What you have to do: Work through the entries below and show every line in which "hernandez" is found.

[Component data from apps and pages]
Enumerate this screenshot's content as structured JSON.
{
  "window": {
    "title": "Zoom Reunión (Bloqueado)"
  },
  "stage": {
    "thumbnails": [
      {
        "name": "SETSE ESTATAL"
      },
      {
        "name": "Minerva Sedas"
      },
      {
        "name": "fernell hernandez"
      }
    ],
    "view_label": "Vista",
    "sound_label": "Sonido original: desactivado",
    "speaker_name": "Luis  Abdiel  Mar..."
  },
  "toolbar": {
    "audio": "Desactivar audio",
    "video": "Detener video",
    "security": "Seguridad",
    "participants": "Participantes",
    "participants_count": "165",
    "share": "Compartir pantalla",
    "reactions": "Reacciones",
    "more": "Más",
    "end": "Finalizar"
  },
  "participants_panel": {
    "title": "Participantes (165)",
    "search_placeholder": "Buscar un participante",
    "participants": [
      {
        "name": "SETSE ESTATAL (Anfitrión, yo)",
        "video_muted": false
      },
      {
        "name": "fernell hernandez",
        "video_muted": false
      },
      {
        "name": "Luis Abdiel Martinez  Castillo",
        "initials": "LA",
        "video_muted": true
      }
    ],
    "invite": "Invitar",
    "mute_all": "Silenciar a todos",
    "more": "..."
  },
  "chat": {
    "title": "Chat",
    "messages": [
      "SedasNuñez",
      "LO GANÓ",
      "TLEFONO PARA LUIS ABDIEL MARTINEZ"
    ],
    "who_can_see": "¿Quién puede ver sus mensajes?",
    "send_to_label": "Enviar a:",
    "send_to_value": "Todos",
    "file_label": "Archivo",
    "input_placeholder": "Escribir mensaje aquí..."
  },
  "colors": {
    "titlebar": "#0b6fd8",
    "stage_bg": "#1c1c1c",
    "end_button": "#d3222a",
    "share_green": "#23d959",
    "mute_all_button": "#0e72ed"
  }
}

Task solution:
        "name": "fernell hernandez"
        "name": "fernell hernandez",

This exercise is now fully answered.